■ MATERIAL SHOWN

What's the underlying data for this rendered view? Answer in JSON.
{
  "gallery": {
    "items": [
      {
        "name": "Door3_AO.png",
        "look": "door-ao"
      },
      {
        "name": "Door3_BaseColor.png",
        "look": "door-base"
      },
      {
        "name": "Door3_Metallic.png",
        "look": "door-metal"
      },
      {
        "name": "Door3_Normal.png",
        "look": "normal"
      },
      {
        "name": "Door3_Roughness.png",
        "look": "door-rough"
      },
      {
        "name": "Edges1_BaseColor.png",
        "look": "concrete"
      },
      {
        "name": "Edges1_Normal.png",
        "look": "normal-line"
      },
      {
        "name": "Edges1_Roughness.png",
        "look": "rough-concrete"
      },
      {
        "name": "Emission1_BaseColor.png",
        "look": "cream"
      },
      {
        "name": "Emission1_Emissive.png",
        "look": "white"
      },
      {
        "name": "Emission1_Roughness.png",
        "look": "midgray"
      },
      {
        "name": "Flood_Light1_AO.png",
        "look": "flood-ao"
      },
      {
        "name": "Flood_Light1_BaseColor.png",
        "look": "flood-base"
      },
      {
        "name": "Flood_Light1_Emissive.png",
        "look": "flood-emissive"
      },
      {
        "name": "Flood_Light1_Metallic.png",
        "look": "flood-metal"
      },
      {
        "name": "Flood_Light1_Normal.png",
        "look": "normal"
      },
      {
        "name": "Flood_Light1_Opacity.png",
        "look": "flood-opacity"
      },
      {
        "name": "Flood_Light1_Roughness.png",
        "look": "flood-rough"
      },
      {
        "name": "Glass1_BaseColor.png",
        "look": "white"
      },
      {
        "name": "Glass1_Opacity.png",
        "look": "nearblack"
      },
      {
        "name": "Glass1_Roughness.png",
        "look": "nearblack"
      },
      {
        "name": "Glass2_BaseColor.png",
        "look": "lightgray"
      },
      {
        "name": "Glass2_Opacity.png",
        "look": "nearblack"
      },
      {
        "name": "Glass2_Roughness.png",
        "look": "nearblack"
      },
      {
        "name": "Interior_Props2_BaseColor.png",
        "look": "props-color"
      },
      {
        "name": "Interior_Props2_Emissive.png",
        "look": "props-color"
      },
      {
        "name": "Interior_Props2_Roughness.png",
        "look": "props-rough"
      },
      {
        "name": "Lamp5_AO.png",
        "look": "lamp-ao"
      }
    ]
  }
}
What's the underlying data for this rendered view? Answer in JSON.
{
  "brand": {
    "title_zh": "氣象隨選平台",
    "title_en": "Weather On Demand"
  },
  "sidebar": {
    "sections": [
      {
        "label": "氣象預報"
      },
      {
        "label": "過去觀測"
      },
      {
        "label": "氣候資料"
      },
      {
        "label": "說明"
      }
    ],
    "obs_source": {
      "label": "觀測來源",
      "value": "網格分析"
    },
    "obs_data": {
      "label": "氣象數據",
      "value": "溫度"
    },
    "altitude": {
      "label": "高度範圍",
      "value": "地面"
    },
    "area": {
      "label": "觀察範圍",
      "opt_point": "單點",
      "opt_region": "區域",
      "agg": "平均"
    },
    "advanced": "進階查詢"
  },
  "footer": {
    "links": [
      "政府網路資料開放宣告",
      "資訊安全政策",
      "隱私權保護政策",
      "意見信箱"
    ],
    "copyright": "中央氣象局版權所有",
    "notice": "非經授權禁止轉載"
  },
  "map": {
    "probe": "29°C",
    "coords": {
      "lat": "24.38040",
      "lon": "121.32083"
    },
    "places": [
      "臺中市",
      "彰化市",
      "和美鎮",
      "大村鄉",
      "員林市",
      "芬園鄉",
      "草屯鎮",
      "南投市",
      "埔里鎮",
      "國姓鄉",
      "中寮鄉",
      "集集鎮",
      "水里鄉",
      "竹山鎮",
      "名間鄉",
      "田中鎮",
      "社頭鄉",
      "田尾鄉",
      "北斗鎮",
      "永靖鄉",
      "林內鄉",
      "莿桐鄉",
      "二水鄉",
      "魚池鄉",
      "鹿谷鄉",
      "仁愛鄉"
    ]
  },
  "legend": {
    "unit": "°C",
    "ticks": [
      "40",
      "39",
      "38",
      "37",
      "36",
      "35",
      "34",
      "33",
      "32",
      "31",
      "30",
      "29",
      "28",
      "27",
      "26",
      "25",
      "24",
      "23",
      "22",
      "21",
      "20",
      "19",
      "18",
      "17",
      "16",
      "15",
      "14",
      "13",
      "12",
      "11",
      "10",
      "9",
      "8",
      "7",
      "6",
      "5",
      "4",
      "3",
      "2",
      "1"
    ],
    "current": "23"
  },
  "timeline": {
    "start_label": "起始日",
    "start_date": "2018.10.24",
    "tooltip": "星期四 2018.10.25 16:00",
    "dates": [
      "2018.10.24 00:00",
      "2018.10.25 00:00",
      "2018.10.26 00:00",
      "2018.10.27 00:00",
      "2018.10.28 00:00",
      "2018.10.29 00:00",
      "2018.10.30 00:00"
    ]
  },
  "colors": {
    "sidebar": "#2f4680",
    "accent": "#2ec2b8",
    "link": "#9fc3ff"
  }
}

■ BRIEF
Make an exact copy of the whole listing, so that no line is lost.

■ TASK SOLUTION
What's the underlying data for this rendered view? Answer in JSON.
{
  "gallery": {
    "items": [
      {
        "name": "Door3_AO.png",
        "look": "door-ao"
      },
      {
        "name": "Door3_BaseColor.png",
        "look": "door-base"
      },
      {
        "name": "Door3_Metallic.png",
        "look": "door-metal"
      },
      {
        "name": "Door3_Normal.png",
        "look": "normal"
      },
      {
        "name": "Door3_Roughness.png",
        "look": "door-rough"
      },
      {
        "name": "Edges1_BaseColor.png",
        "look": "concrete"
      },
      {
        "name": "Edges1_Normal.png",
        "look": "normal-line"
      },
      {
        "name": "Edges1_Roughness.png",
        "look": "rough-concrete"
      },
      {
        "name": "Emission1_BaseColor.png",
        "look": "cream"
      },
      {
        "name": "Emission1_Emissive.png",
        "look": "white"
      },
      {
        "name": "Emission1_Roughness.png",
        "look": "midgray"
      },
      {
        "name": "Flood_Light1_AO.png",
        "look": "flood-ao"
      },
      {
        "name": "Flood_Light1_BaseColor.png",
        "look": "flood-base"
      },
      {
        "name": "Flood_Light1_Emissive.png",
        "look": "flood-emissive"
      },
      {
        "name": "Flood_Light1_Metallic.png",
        "look": "flood-metal"
      },
      {
        "name": "Flood_Light1_Normal.png",
        "look": "normal"
      },
      {
        "name": "Flood_Light1_Opacity.png",
        "look": "flood-opacity"
      },
      {
        "name": "Flood_Light1_Roughness.png",
        "look": "flood-rough"
      },
      {
        "name": "Glass1_BaseColor.png",
        "look": "white"
      },
      {
        "name": "Glass1_Opacity.png",
        "look": "nearblack"
      },
      {
        "name": "Glass1_Roughness.png",
        "look": "nearblack"
      },
      {
        "name": "Glass2_BaseColor.png",
        "look": "lightgray"
      },
      {
        "name": "Glass2_Opacity.png",
        "look": "nearblack"
      },
      {
        "name": "Glass2_Roughness.png",
        "look": "nearblack"
      },
      {
        "name": "Interior_Props2_BaseColor.png",
        "look": "props-color"
      },
      {
        "name": "Interior_Props2_Emissive.png",
        "look": "props-color"
      },
      {
        "name": "Interior_Props2_Roughness.png",
        "look": "props-rough"
      },
      {
        "name": "Lamp5_AO.png",
        "look": "lamp-ao"
      }
    ]
  }
}
What's the underlying data for this rendered view? Answer in JSON.
{
  "brand": {
    "title_zh": "氣象隨選平台",
    "title_en": "Weather On Demand"
  },
  "sidebar": {
    "sections": [
      {
        "label": "氣象預報"
      },
      {
        "label": "過去觀測"
      },
      {
        "label": "氣候資料"
      },
      {
        "label": "說明"
      }
    ],
    "obs_source": {
      "label": "觀測來源",
      "value": "網格分析"
    },
    "obs_data": {
      "label": "氣象數據",
      "value": "溫度"
    },
    "altitude": {
      "label": "高度範圍",
      "value": "地面"
    },
    "area": {
      "label": "觀察範圍",
      "opt_point": "單點",
      "opt_region": "區域",
      "agg": "平均"
    },
    "advanced": "進階查詢"
  },
  "footer": {
    "links": [
      "政府網路資料開放宣告",
      "資訊安全政策",
      "隱私權保護政策",
      "意見信箱"
    ],
    "copyright": "中央氣象局版權所有",
    "notice": "非經授權禁止轉載"
  },
  "map": {
    "probe": "29°C",
    "coords": {
      "lat": "24.38040",
      "lon": "121.32083"
    },
    "places": [
      "臺中市",
      "彰化市",
      "和美鎮",
      "大村鄉",
      "員林市",
      "芬園鄉",
      "草屯鎮",
      "南投市",
      "埔里鎮",
      "國姓鄉",
      "中寮鄉",
      "集集鎮",
      "水里鄉",
      "竹山鎮",
      "名間鄉",
      "田中鎮",
      "社頭鄉",
      "田尾鄉",
      "北斗鎮",
      "永靖鄉",
      "林內鄉",
      "莿桐鄉",
      "二水鄉",
      "魚池鄉",
      "鹿谷鄉",
      "仁愛鄉"
    ]
  },
  "legend": {
    "unit": "°C",
    "ticks": [
      "40",
      "39",
      "38",
      "37",
      "36",
      "35",
      "34",
      "33",
      "32",
      "31",
      "30",
      "29",
      "28",
      "27",
      "26",
      "25",
      "24",
      "23",
      "22",
      "21",
      "20",
      "19",
      "18",
      "17",
      "16",
      "15",
      "14",
      "13",
      "12",
      "11",
      "10",
      "9",
      "8",
      "7",
      "6",
      "5",
      "4",
      "3",
      "2",
      "1"
    ],
    "current": "23"
  },
  "timeline": {
    "start_label": "起始日",
    "start_date": "2018.10.24",
    "tooltip": "星期四 2018.10.25 16:00",
    "dates": [
      "2018.10.24 00:00",
      "2018.10.25 00:00",
      "2018.10.26 00:00",
      "2018.10.27 00:00",
      "2018.10.28 00:00",
      "2018.10.29 00:00",
      "2018.10.30 00:00"
    ]
  },
  "colors": {
    "sidebar": "#2f4680",
    "accent": "#2ec2b8",
    "link": "#9fc3ff"
  }
}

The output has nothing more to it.